Before Using The Pill
How far along in your pregnancy are you? Research indicates that medication abortion is most often recommended for pregnancies prior to 10 weeks since your last menstrual period. Use the pregnancy calculator to determine how far along you are, since your last menstrual period.
If your last period started on or after:
You can still consider the abortion pill.
- If you have an intrauterine contraceptive device in the uterus (e.g. the coil IUD or the progesterone IUD) you must get it removed. IUDs must be removed before taking abortion pills.
- If you are living with HIV, just make sure you’re not getting sicker, you’re on antiretroviral medicines, and your health is otherwise good.
- If you are concerned about keeping your abortion as private as possible, use the abortion pill in the sides of your mouth between your teeth and cheeks instead of vaginally. In the unlikely situation that you have a complication and have to seek medical aid, the tablets may still be visible if used in the vagina. In some countries, you could be reported if pills are found in your vagina.
- If you are breastfeeding a baby, the misoprostol pills may cause diarrhea in the baby. To avoid this, breastfeed the baby, take the misoprostol pills, and wait 4 hours before you breastfeed again.
- If you have anemia (have low iron in your blood), identify a health care provider who is no more than 30 minutes away that can help if you need it. If you are very anemic, consult a doctor before using abortion pills.
- Drink plenty of water through the whole process.
- When you use the misoprostol pills, be in an area (like your home) where you have privacy and can lie down for a few hours after you use the pills if you want.

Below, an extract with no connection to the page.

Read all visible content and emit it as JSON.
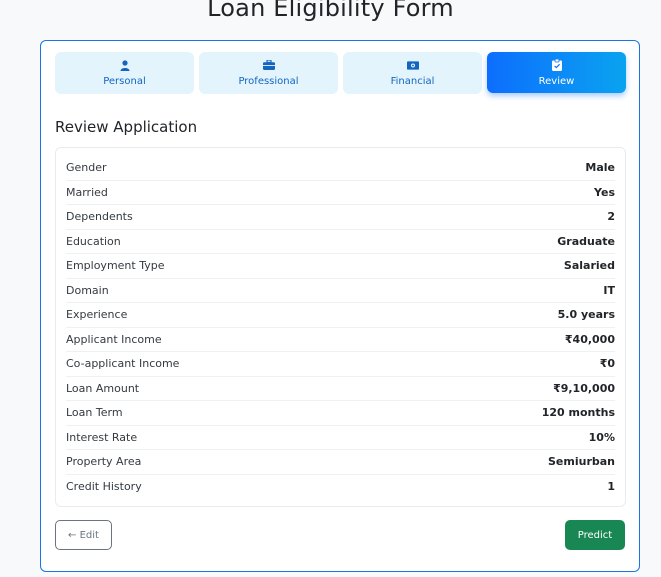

- Eat lightly (e.g. crackers or toast may help with nausea).
- Having someone with you who can look after you may be helpful.
- Consider taking ibuprofen before you use misoprostol to help minimize pain from cramping.
- Make a safety plan before using the abortion pills in case you need emergency medical help.
Creating A Safety Plan
According to the American Congress of Obstetricians and Gynecologists, a first trimester medical abortion is one of the safest medical procedures. However, you should always be prepared for any possible medical emergency. Consider our questions below to help create your safety plan in case you need it.
Where is the nearest 24 hour emergency medical center?
You need to be able to get there within 1 hour or less. (If you have anemia, you should be able to get there within 30 minutes.)
How will you get to your emergency medical center?
Will someone be with you that is able to drive? Will you take a taxi? Public transportation? How much will it cost and will it be available 24 hours? Remember, it is not safe to drive yourself to the hospital during a medical emergency.
What will you tell your doctors?
Is medical abortion or at-home abortion legally restricted where you live? What can you say to your doctors so that they understand the help you need, but that protects your privacy? We have some suggestions if you need help thinking of what to say.
What To Tell Your Doctors?
In some countries, medical abortion or at-home abortions are legally restricted. This means that if you need emergency medical help, you may need to be careful about what you say. Medical abortion has the same symptoms as a natural miscarriage (also known as a spontaneous abortion). Therefore, you can say things like
- I'm unsure what's happening. I just started bleeding.
- I'm bleeding, but it doesn't feel like my normal period.
- I just suddenly started bleeding and I'm afraid something is wrong.